In my mind, Thanksgiving kicks off not the holiday season, but the season of gratitude. This time of the year, it seems I always hear a news story or two about the benefit of the feeling of gratitude. There are scientific studies that link gratitude with happiness and better emotional health. That is certainly something to reflect upon, though it hardly seems surprising. Many of us give to charities during this time of the year as an expression of our gratitude for what we have. Most charitable organizations know that, which results in our mailboxes being filled with appeals for donations.

The act of giving can bring happiness and satisfaction. But giving is an action with effects that live well past the impulse to give or the glow of generosity. Recently, I visited the residential facility. One of the residents was “graduating” and returning to her home community. Her father was there. Staff and all of the other residential clients were there. Around the room and one by one, each gave the graduate a kind word, an affirmation, a wish for continued success. From the back of the room, I watched her father. He held his head down to hide the occasion tear. Finally, it was his turn to make a comment.

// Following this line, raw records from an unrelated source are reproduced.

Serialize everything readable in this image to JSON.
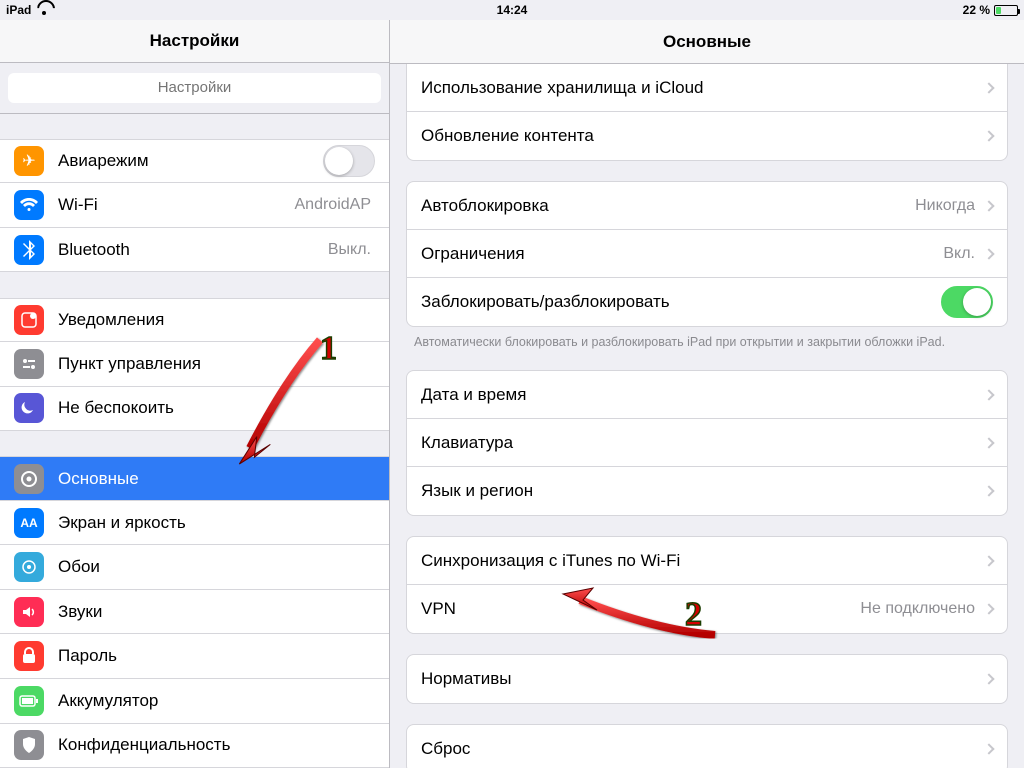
{
  "status": {
    "device": "iPad",
    "time": "14:24",
    "battery_pct": "22 %"
  },
  "sidebar": {
    "title": "Настройки",
    "search_placeholder": "Настройки",
    "items": {
      "airplane": "Авиарежим",
      "wifi": {
        "label": "Wi-Fi",
        "value": "AndroidAP"
      },
      "bluetooth": {
        "label": "Bluetooth",
        "value": "Выкл."
      },
      "notifications": "Уведомления",
      "control_center": "Пункт управления",
      "dnd": "Не беспокоить",
      "general": "Основные",
      "display": "Экран и яркость",
      "wallpaper": "Обои",
      "sounds": "Звуки",
      "passcode": "Пароль",
      "battery": "Аккумулятор",
      "privacy": "Конфиденциальность"
    }
  },
  "detail": {
    "title": "Основные",
    "rows": {
      "storage": "Использование хранилища и iCloud",
      "refresh": "Обновление контента",
      "autolock": {
        "label": "Автоблокировка",
        "value": "Никогда"
      },
      "restrictions": {
        "label": "Ограничения",
        "value": "Вкл."
      },
      "lockunlock": "Заблокировать/разблокировать",
      "datetime": "Дата и время",
      "keyboard": "Клавиатура",
      "language": "Язык и регион",
      "itunes": "Синхронизация с iTunes по Wi-Fi",
      "vpn": {
        "label": "VPN",
        "value": "Не подключено"
      },
      "regulatory": "Нормативы",
      "reset": "Сброс"
    },
    "footer": "Автоматически блокировать и разблокировать iPad при открытии и закрытии обложки iPad."
  },
  "annotations": {
    "one": "1",
    "two": "2"
  }
}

“This has been a long time in coming,” he said, “but now we are starting a new chapter.”

A new chapter. A father filled with gratitude. A child restored. Stories of renewed hope, confidence, and wholeness are the work of Crittenton. The generosity of our donors helps our clients to write those stories, to make them their own. Giving is powerful. Giving is gratitude in action.

Martha Wright
Development Mana

Do you know trauma? Crittenton does.

What is trauma?

Yes, it’s a house fire or a sexual assault or the death of a loved one. But did you know that trauma is much broader? It’s every family who has suffered through a divorce. It’s domestic violence. It’s someone with a substance abuse issue. It’s a parent or loved one serving prison time. It’s the chronic neglect some children experience from birth. So many of us have been affected by trauma.

For this reason, Crittenton Services continues to move forward with trauma-focused care when serving the state of WestVirginia.The name of our trauma framework is ARC, and it is a ground-breaking treatment option for trauma victims in all of the counties that we serve in West Virginia. The focus is on improving the ability of the clients that we serve to cope with the trauma that they have experienced. We want to strengthen the family unit. The foundation of ARC is attachment and we believe that attachment is also the foundation for every family to succeed. The relationship between parent/caregiver and child is a critical component to a healthy family. It is our mission to build attachment and strong relationships between family members.l

As a self-sustaining ARC agency, we have developed our own training curriculum for our staff and continuously train our employees to serve trauma victims of all ages and all communities. Crittenton has spent more than five years training and retraining our employees, making sure that our trauma-focused staff is the most prepared and well-trained, not only in West Virginia, but in the entire country.

Crittenton Services continues to pride itself on understanding the needs in our communities and across the state of West Virginia. We did our homework and know that trauma is the number one public health concern, not only in West Virginia, but across the United States.  And we plan to be a part of the solution.

Ken Nice, MSW, LGSW